►
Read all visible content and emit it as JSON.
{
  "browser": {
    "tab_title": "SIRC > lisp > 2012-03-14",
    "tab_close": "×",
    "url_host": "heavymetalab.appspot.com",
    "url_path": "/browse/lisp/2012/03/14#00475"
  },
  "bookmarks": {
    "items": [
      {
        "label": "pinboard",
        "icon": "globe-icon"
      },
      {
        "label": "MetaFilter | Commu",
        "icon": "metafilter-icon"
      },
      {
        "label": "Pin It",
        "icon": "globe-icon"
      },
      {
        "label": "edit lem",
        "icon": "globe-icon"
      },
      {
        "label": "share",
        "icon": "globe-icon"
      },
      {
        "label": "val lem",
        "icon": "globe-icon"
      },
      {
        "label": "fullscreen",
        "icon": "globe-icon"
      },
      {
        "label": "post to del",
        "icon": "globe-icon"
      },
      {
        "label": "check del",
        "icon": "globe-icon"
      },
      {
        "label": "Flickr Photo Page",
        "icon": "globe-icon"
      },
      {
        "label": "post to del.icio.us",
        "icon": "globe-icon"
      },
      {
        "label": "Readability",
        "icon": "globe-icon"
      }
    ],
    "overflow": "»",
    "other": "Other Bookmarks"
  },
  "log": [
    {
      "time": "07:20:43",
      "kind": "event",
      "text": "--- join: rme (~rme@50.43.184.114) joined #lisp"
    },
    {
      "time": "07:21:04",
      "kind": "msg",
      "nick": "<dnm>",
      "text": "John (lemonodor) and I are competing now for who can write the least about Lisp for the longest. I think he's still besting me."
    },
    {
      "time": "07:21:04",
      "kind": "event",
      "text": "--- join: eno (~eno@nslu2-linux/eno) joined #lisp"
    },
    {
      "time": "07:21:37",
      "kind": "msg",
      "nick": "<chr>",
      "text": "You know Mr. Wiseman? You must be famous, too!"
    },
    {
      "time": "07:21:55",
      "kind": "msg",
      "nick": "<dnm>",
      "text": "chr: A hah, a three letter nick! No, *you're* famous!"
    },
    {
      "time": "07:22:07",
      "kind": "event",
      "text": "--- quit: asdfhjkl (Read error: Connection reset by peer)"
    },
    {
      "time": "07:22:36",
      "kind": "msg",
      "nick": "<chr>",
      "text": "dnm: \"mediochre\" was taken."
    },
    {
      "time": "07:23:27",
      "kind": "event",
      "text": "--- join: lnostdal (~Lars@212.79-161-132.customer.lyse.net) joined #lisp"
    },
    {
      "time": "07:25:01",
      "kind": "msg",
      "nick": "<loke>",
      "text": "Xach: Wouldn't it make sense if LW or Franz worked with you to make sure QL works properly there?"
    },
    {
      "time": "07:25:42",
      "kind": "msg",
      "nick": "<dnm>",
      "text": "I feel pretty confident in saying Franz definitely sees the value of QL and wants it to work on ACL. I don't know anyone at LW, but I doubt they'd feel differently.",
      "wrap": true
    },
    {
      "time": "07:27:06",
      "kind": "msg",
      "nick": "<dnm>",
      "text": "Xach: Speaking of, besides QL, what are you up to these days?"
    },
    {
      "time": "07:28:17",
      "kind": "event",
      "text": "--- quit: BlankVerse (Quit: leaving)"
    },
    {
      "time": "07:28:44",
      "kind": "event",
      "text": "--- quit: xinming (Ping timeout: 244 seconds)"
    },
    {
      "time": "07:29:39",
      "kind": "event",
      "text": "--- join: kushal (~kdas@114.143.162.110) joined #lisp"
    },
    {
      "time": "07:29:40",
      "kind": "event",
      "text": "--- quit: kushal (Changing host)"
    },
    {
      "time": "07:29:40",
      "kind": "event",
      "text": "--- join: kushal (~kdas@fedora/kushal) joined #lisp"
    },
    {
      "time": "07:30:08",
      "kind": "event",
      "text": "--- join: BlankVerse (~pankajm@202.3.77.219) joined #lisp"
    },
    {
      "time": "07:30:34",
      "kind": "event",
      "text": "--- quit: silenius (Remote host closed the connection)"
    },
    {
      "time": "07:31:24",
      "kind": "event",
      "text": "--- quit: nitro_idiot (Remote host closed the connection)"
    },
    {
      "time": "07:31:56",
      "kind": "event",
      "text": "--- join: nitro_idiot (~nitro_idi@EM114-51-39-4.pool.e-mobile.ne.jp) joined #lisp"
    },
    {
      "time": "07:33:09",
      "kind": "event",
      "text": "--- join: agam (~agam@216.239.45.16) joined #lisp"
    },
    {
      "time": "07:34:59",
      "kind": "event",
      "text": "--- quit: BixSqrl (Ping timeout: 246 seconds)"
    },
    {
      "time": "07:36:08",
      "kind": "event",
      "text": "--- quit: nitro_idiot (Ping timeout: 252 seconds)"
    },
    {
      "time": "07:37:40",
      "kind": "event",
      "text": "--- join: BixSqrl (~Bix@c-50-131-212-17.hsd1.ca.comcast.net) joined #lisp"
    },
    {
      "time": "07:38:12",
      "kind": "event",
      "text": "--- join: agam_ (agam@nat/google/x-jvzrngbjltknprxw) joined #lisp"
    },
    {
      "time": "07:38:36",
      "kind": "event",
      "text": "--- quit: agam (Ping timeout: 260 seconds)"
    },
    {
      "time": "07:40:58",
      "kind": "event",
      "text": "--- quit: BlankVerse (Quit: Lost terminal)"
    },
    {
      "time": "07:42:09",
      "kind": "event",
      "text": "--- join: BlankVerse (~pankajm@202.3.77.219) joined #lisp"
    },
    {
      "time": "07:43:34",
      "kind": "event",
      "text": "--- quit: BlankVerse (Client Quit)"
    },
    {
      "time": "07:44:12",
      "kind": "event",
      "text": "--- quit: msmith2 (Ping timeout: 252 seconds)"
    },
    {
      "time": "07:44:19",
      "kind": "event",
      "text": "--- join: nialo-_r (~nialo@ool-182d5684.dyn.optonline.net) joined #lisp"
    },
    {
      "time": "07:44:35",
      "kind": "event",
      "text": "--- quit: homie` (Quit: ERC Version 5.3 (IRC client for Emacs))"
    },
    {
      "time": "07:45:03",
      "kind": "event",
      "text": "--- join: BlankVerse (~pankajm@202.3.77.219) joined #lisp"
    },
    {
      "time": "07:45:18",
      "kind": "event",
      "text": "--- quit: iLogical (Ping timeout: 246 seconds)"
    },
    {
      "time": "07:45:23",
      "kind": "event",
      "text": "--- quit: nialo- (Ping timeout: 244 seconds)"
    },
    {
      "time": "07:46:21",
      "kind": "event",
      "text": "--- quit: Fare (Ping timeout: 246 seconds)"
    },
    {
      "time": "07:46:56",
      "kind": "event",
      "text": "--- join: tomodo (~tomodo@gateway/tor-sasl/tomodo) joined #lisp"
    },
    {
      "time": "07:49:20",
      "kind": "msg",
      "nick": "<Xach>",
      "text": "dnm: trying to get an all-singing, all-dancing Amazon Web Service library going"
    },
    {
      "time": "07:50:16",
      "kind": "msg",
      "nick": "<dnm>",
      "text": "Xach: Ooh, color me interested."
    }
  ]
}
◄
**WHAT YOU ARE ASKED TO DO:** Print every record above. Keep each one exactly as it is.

**EXERCISE RESPONSE:**
Read all visible content and emit it as JSON.
{
  "browser": {
    "tab_title": "SIRC > lisp > 2012-03-14",
    "tab_close": "×",
    "url_host": "heavymetalab.appspot.com",
    "url_path": "/browse/lisp/2012/03/14#00475"
  },
  "bookmarks": {
    "items": [
      {
        "label": "pinboard",
        "icon": "globe-icon"
      },
      {
        "label": "MetaFilter | Commu",
        "icon": "metafilter-icon"
      },
      {
        "label": "Pin It",
        "icon": "globe-icon"
      },
      {
        "label": "edit lem",
        "icon": "globe-icon"
      },
      {
        "label": "share",
        "icon": "globe-icon"
      },
      {
        "label": "val lem",
        "icon": "globe-icon"
      },
      {
        "label": "fullscreen",
        "icon": "globe-icon"
      },
      {
        "label": "post to del",
        "icon": "globe-icon"
      },
      {
        "label": "check del",
        "icon": "globe-icon"
      },
      {
        "label": "Flickr Photo Page",
        "icon": "globe-icon"
      },
      {
        "label": "post to del.icio.us",
        "icon": "globe-icon"
      },
      {
        "label": "Readability",
        "icon": "globe-icon"
      }
    ],
    "overflow": "»",
    "other": "Other Bookmarks"
  },
  "log": [
    {
      "time": "07:20:43",
      "kind": "event",
      "text": "--- join: rme (~rme@50.43.184.114) joined #lisp"
    },
    {
      "time": "07:21:04",
      "kind": "msg",
      "nick": "<dnm>",
      "text": "John (lemonodor) and I are competing now for who can write the least about Lisp for the longest. I think he's still besting me."
    },
    {
      "time": "07:21:04",
      "kind": "event",
      "text": "--- join: eno (~eno@nslu2-linux/eno) joined #lisp"
    },
    {
      "time": "07:21:37",
      "kind": "msg",
      "nick": "<chr>",
      "text": "You know Mr. Wiseman? You must be famous, too!"
    },
    {
      "time": "07:21:55",
      "kind": "msg",
      "nick": "<dnm>",
      "text": "chr: A hah, a three letter nick! No, *you're* famous!"
    },
    {
      "time": "07:22:07",
      "kind": "event",
      "text": "--- quit: asdfhjkl (Read error: Connection reset by peer)"
    },
    {
      "time": "07:22:36",
      "kind": "msg",
      "nick": "<chr>",
      "text": "dnm: \"mediochre\" was taken."
    },
    {
      "time": "07:23:27",
      "kind": "event",
      "text": "--- join: lnostdal (~Lars@212.79-161-132.customer.lyse.net) joined #lisp"
    },
    {
      "time": "07:25:01",
      "kind": "msg",
      "nick": "<loke>",
      "text": "Xach: Wouldn't it make sense if LW or Franz worked with you to make sure QL works properly there?"
    },
    {
      "time": "07:25:42",
      "kind": "msg",
      "nick": "<dnm>",
      "text": "I feel pretty confident in saying Franz definitely sees the value of QL and wants it to work on ACL. I don't know anyone at LW, but I doubt they'd feel differently.",
      "wrap": true
    },
    {
      "time": "07:27:06",
      "kind": "msg",
      "nick": "<dnm>",
      "text": "Xach: Speaking of, besides QL, what are you up to these days?"
    },
    {
      "time": "07:28:17",
      "kind": "event",
      "text": "--- quit: BlankVerse (Quit: leaving)"
    },
    {
      "time": "07:28:44",
      "kind": "event",
      "text": "--- quit: xinming (Ping timeout: 244 seconds)"
    },
    {
      "time": "07:29:39",
      "kind": "event",
      "text": "--- join: kushal (~kdas@114.143.162.110) joined #lisp"
    },
    {
      "time": "07:29:40",
      "kind": "event",
      "text": "--- quit: kushal (Changing host)"
    },
    {
      "time": "07:29:40",
      "kind": "event",
      "text": "--- join: kushal (~kdas@fedora/kushal) joined #lisp"
    },
    {
      "time": "07:30:08",
      "kind": "event",
      "text": "--- join: BlankVerse (~pankajm@202.3.77.219) joined #lisp"
    },
    {
      "time": "07:30:34",
      "kind": "event",
      "text": "--- quit: silenius (Remote host closed the connection)"
    },
    {
      "time": "07:31:24",
      "kind": "event",
      "text": "--- quit: nitro_idiot (Remote host closed the connection)"
    },
    {
      "time": "07:31:56",
      "kind": "event",
      "text": "--- join: nitro_idiot (~nitro_idi@EM114-51-39-4.pool.e-mobile.ne.jp) joined #lisp"
    },
    {
      "time": "07:33:09",
      "kind": "event",
      "text": "--- join: agam (~agam@216.239.45.16) joined #lisp"
    },
    {
      "time": "07:34:59",
      "kind": "event",
      "text": "--- quit: BixSqrl (Ping timeout: 246 seconds)"
    },
    {
      "time": "07:36:08",
      "kind": "event",
      "text": "--- quit: nitro_idiot (Ping timeout: 252 seconds)"
    },
    {
      "time": "07:37:40",
      "kind": "event",
      "text": "--- join: BixSqrl (~Bix@c-50-131-212-17.hsd1.ca.comcast.net) joined #lisp"
    },
    {
      "time": "07:38:12",
      "kind": "event",
      "text": "--- join: agam_ (agam@nat/google/x-jvzrngbjltknprxw) joined #lisp"
    },
    {
      "time": "07:38:36",
      "kind": "event",
      "text": "--- quit: agam (Ping timeout: 260 seconds)"
    },
    {
      "time": "07:40:58",
      "kind": "event",
      "text": "--- quit: BlankVerse (Quit: Lost terminal)"
    },
    {
      "time": "07:42:09",
      "kind": "event",
      "text": "--- join: BlankVerse (~pankajm@202.3.77.219) joined #lisp"
    },
    {
      "time": "07:43:34",
      "kind": "event",
      "text": "--- quit: BlankVerse (Client Quit)"
    },
    {
      "time": "07:44:12",
      "kind": "event",
      "text": "--- quit: msmith2 (Ping timeout: 252 seconds)"
    },
    {
      "time": "07:44:19",
      "kind": "event",
      "text": "--- join: nialo-_r (~nialo@ool-182d5684.dyn.optonline.net) joined #lisp"
    },
    {
      "time": "07:44:35",
      "kind": "event",
      "text": "--- quit: homie` (Quit: ERC Version 5.3 (IRC client for Emacs))"
    },
    {
      "time": "07:45:03",
      "kind": "event",
      "text": "--- join: BlankVerse (~pankajm@202.3.77.219) joined #lisp"
    },
    {
      "time": "07:45:18",
      "kind": "event",
      "text": "--- quit: iLogical (Ping timeout: 246 seconds)"
    },
    {
      "time": "07:45:23",
      "kind": "event",
      "text": "--- quit: nialo- (Ping timeout: 244 seconds)"
    },
    {
      "time": "07:46:21",
      "kind": "event",
      "text": "--- quit: Fare (Ping timeout: 246 seconds)"
    },
    {
      "time": "07:46:56",
      "kind": "event",
      "text": "--- join: tomodo (~tomodo@gateway/tor-sasl/tomodo) joined #lisp"
    },
    {
      "time": "07:49:20",
      "kind": "msg",
      "nick": "<Xach>",
      "text": "dnm: trying to get an all-singing, all-dancing Amazon Web Service library going"
    },
    {
      "time": "07:50:16",
      "kind": "msg",
      "nick": "<dnm>",
      "text": "Xach: Ooh, color me interested."
    }
  ]
}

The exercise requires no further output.